FC maximum soil moisture storage (mm)  
BETA parameter that determines the relative contribution to runoff from rain or snowmelt (-)  
PERC Percolation constant (mm)  
WP No ET below this value of soil moisture (mm)  
K0 Recession coefficient (day-1)  
K1 Recession coefficient (day-1)  
UZL threshold parameter (mm)  
K2 permanent wilting point (mm)  
RAIN Recession coefficient (day-1)  
SNOW Recession Coefficient (day-1)  
KSoil   Only required for HBV_WithQuickflow

The original HBV model site has good documentation of these parameters here.

You can provide HBV parameters for specific regions of a study area by providing multiple records in the HBV CSV Parameters file, with each record indicating a distinct parameter set. The first column in this file specifies a key that is used by Flow to match an set of parameters (a row in the file) to a specific IDU attribute (specified in the 'col' attribute of the <table> entry). For example, if you wanted to have each watershed in your study areas to have its own set of HBV parameters, you would need to do the following:

  1. Include a watershed ID in the IDU coverage uniquely identifying what watershed the IDU is in (say, in a field called "WATSHED_ID" for this example), and populate it with a unique ID for each watershed.

  2. In the HBV parameters table, provide a record/line for each watershed. The first column of each record should contain the WATSHED_ID for that set of parameters. While technically not necessary, you should rename the first column in the HBV CSV file to match the name IDU lookup field (WATSHED_ID in this example). In any case the first column is always used to contain the lookup key value, even if only one set of parameters is defined. In the latter case, the corresponding IDU column should have the same value for the entire study area.
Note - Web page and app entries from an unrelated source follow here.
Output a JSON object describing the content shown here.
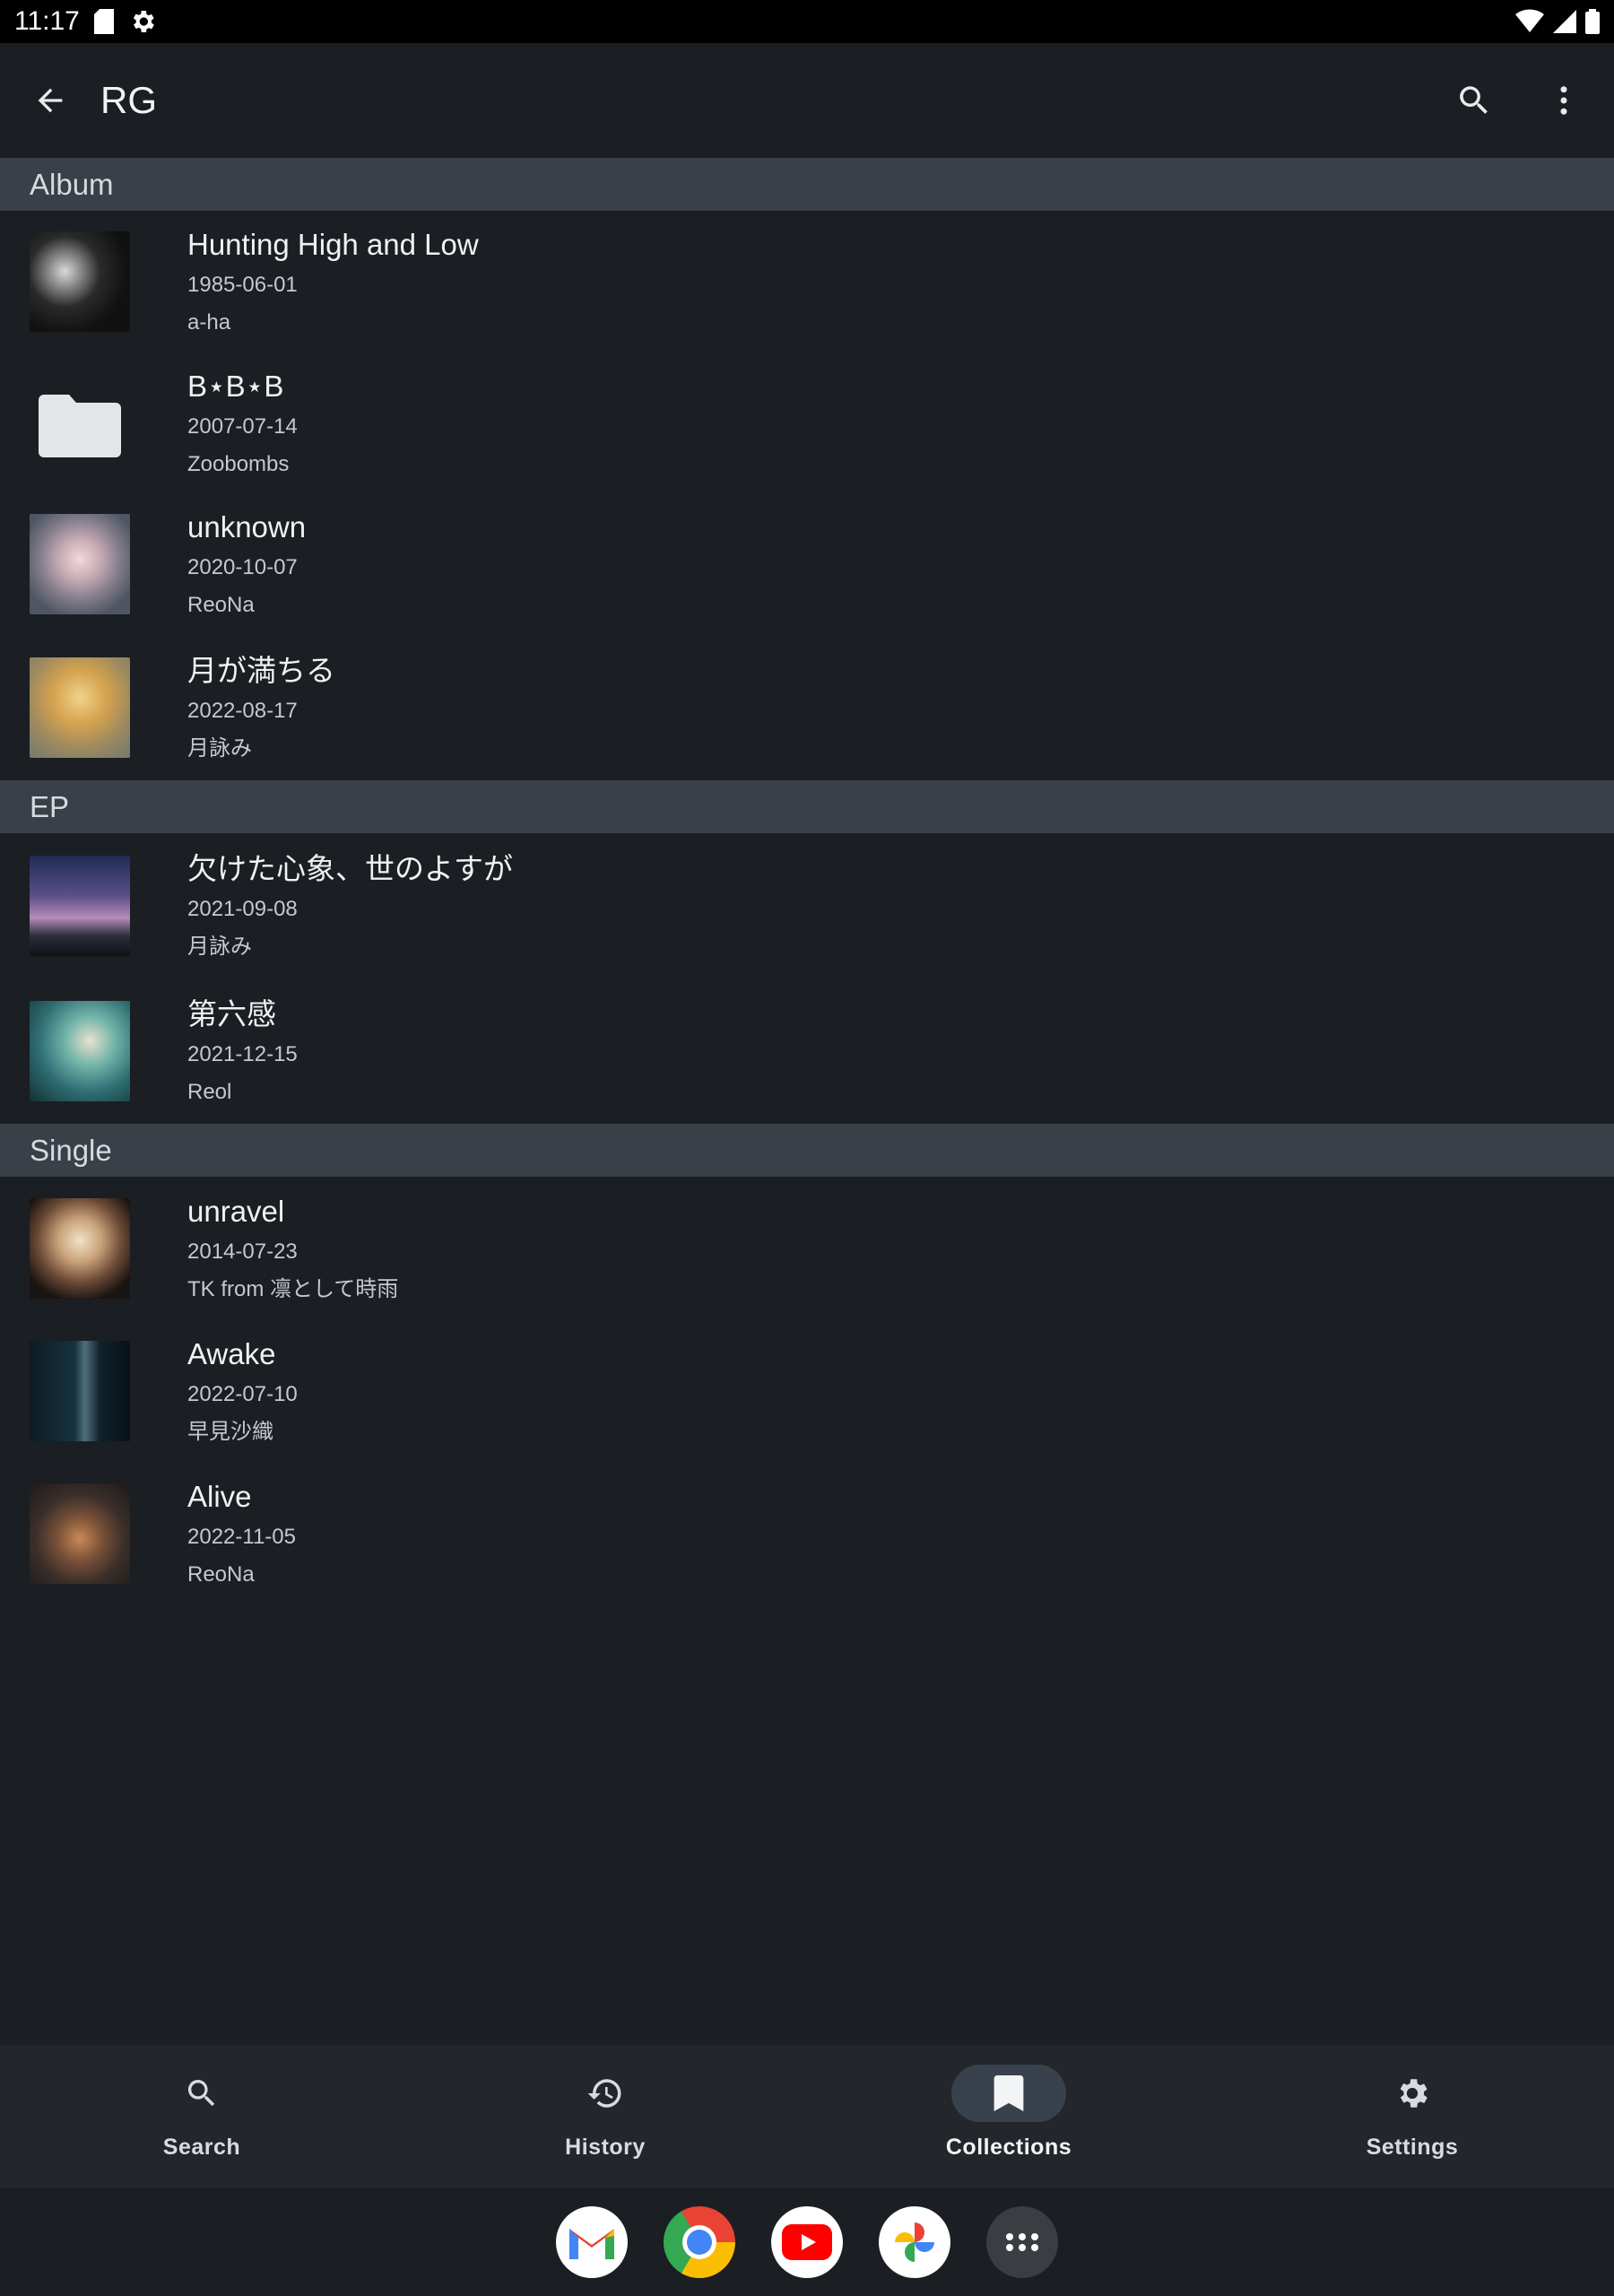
{
  "status_bar": {
    "time": "11:17"
  },
  "toolbar": {
    "title": "RG"
  },
  "sections": [
    {
      "header": "Album",
      "items": [
        {
          "title": "Hunting High and Low",
          "date": "1985-06-01",
          "artist": "a-ha"
        },
        {
          "title": "B⋆B⋆B",
          "date": "2007-07-14",
          "artist": "Zoobombs"
        },
        {
          "title": "unknown",
          "date": "2020-10-07",
          "artist": "ReoNa"
        },
        {
          "title": "月が満ちる",
          "date": "2022-08-17",
          "artist": "月詠み"
        }
      ]
    },
    {
      "header": "EP",
      "items": [
        {
          "title": "欠けた心象、世のよすが",
          "date": "2021-09-08",
          "artist": "月詠み"
        },
        {
          "title": "第六感",
          "date": "2021-12-15",
          "artist": "Reol"
        }
      ]
    },
    {
      "header": "Single",
      "items": [
        {
          "title": "unravel",
          "date": "2014-07-23",
          "artist": "TK from 凛として時雨"
        },
        {
          "title": "Awake",
          "date": "2022-07-10",
          "artist": "早見沙織"
        },
        {
          "title": "Alive",
          "date": "2022-11-05",
          "artist": "ReoNa"
        }
      ]
    }
  ],
  "bottom_nav": {
    "items": [
      {
        "label": "Search",
        "icon": "search-icon"
      },
      {
        "label": "History",
        "icon": "history-icon"
      },
      {
        "label": "Collections",
        "icon": "bookmark-icon",
        "active": true
      },
      {
        "label": "Settings",
        "icon": "gear-icon"
      }
    ]
  },
  "dock": {
    "apps": [
      "gmail-icon",
      "chrome-icon",
      "youtube-icon",
      "photos-icon",
      "app-drawer-icon"
    ]
  },
  "colors": {
    "background": "#1b1e22",
    "section_header": "#3a4048",
    "nav_active_pill": "#39424c"
  }
}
  3. Update your Flow xml input file so that the <table> entry's “col” attribute references the lookup field in the IDU' (WATSHED_ID in this example):

    <table name="HBV" description="HBV Parameters" col="WATSHED_ID" source="hbv.csv"
     type="float" />



1. Bergström, S.: The HBV Model: Its Structure and Applications,Swedish Meteorological and Hydrological Institute (SMHI), Hydrology,Norrköping, 35 pp., 1992.